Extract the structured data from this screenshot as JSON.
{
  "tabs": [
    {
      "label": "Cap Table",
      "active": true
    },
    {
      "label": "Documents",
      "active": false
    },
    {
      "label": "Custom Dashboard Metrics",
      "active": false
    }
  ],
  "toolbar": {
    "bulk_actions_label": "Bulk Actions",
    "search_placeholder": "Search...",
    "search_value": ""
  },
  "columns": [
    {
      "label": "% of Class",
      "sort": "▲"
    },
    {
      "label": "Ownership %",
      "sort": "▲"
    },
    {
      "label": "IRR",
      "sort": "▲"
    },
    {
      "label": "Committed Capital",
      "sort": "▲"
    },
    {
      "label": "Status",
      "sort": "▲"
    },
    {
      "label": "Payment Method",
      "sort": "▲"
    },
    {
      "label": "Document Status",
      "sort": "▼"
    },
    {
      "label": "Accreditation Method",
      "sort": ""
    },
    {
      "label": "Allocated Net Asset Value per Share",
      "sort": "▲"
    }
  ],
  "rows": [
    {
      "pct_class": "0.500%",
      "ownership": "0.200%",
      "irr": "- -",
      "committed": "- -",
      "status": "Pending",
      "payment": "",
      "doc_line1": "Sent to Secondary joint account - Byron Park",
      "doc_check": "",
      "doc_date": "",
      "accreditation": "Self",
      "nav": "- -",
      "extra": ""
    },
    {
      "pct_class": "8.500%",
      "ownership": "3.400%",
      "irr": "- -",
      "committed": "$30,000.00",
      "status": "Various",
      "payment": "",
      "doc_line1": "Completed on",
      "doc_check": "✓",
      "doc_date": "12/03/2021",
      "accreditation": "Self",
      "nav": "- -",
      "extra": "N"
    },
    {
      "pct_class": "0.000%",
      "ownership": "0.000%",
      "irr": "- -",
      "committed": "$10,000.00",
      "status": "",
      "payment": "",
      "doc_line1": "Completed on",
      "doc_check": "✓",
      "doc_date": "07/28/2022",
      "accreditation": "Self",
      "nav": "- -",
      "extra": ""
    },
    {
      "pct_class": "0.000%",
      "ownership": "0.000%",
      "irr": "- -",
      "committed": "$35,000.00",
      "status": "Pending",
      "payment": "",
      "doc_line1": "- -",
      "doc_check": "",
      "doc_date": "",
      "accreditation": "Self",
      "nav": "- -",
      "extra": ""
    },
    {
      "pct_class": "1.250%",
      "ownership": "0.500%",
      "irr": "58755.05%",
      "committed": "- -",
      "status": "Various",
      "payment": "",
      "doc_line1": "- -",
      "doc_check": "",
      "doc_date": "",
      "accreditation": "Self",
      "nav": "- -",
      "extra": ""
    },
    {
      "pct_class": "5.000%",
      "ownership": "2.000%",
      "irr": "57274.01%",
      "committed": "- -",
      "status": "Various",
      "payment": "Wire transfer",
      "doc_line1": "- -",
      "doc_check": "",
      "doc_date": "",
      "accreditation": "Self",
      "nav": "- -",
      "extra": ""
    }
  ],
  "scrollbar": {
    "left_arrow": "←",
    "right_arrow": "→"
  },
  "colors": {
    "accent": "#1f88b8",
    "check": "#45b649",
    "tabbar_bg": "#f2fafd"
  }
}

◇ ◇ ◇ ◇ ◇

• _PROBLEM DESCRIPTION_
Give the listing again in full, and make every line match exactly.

• _WRITTEN SOLUTION_
Extract the structured data from this screenshot as JSON.
{
  "tabs": [
    {
      "label": "Cap Table",
      "active": true
    },
    {
      "label": "Documents",
      "active": false
    },
    {
      "label": "Custom Dashboard Metrics",
      "active": false
    }
  ],
  "toolbar": {
    "bulk_actions_label": "Bulk Actions",
    "search_placeholder": "Search...",
    "search_value": ""
  },
  "columns": [
    {
      "label": "% of Class",
      "sort": "▲"
    },
    {
      "label": "Ownership %",
      "sort": "▲"
    },
    {
      "label": "IRR",
      "sort": "▲"
    },
    {
      "label": "Committed Capital",
      "sort": "▲"
    },
    {
      "label": "Status",
      "sort": "▲"
    },
    {
      "label": "Payment Method",
      "sort": "▲"
    },
    {
      "label": "Document Status",
      "sort": "▼"
    },
    {
      "label": "Accreditation Method",
      "sort": ""
    },
    {
      "label": "Allocated Net Asset Value per Share",
      "sort": "▲"
    }
  ],
  "rows": [
    {
      "pct_class": "0.500%",
      "ownership": "0.200%",
      "irr": "- -",
      "committed": "- -",
      "status": "Pending",
      "payment": "",
      "doc_line1": "Sent to Secondary joint account - Byron Park",
      "doc_check": "",
      "doc_date": "",
      "accreditation": "Self",
      "nav": "- -",
      "extra": ""
    },
    {
      "pct_class": "8.500%",
      "ownership": "3.400%",
      "irr": "- -",
      "committed": "$30,000.00",
      "status": "Various",
      "payment": "",
      "doc_line1": "Completed on",
      "doc_check": "✓",
      "doc_date": "12/03/2021",
      "accreditation": "Self",
      "nav": "- -",
      "extra": "N"
    },
    {
      "pct_class": "0.000%",
      "ownership": "0.000%",
      "irr": "- -",
      "committed": "$10,000.00",
      "status": "",
      "payment": "",
      "doc_line1": "Completed on",
      "doc_check": "✓",
      "doc_date": "07/28/2022",
      "accreditation": "Self",
      "nav": "- -",
      "extra": ""
    },
    {
      "pct_class": "0.000%",
      "ownership": "0.000%",
      "irr": "- -",
      "committed": "$35,000.00",
      "status": "Pending",
      "payment": "",
      "doc_line1": "- -",
      "doc_check": "",
      "doc_date": "",
      "accreditation": "Self",
      "nav": "- -",
      "extra": ""
    },
    {
      "pct_class": "1.250%",
      "ownership": "0.500%",
      "irr": "58755.05%",
      "committed": "- -",
      "status": "Various",
      "payment": "",
      "doc_line1": "- -",
      "doc_check": "",
      "doc_date": "",
      "accreditation": "Self",
      "nav": "- -",
      "extra": ""
    },
    {
      "pct_class": "5.000%",
      "ownership": "2.000%",
      "irr": "57274.01%",
      "committed": "- -",
      "status": "Various",
      "payment": "Wire transfer",
      "doc_line1": "- -",
      "doc_check": "",
      "doc_date": "",
      "accreditation": "Self",
      "nav": "- -",
      "extra": ""
    }
  ],
  "scrollbar": {
    "left_arrow": "←",
    "right_arrow": "→"
  },
  "colors": {
    "accent": "#1f88b8",
    "check": "#45b649",
    "tabbar_bg": "#f2fafd"
  }
}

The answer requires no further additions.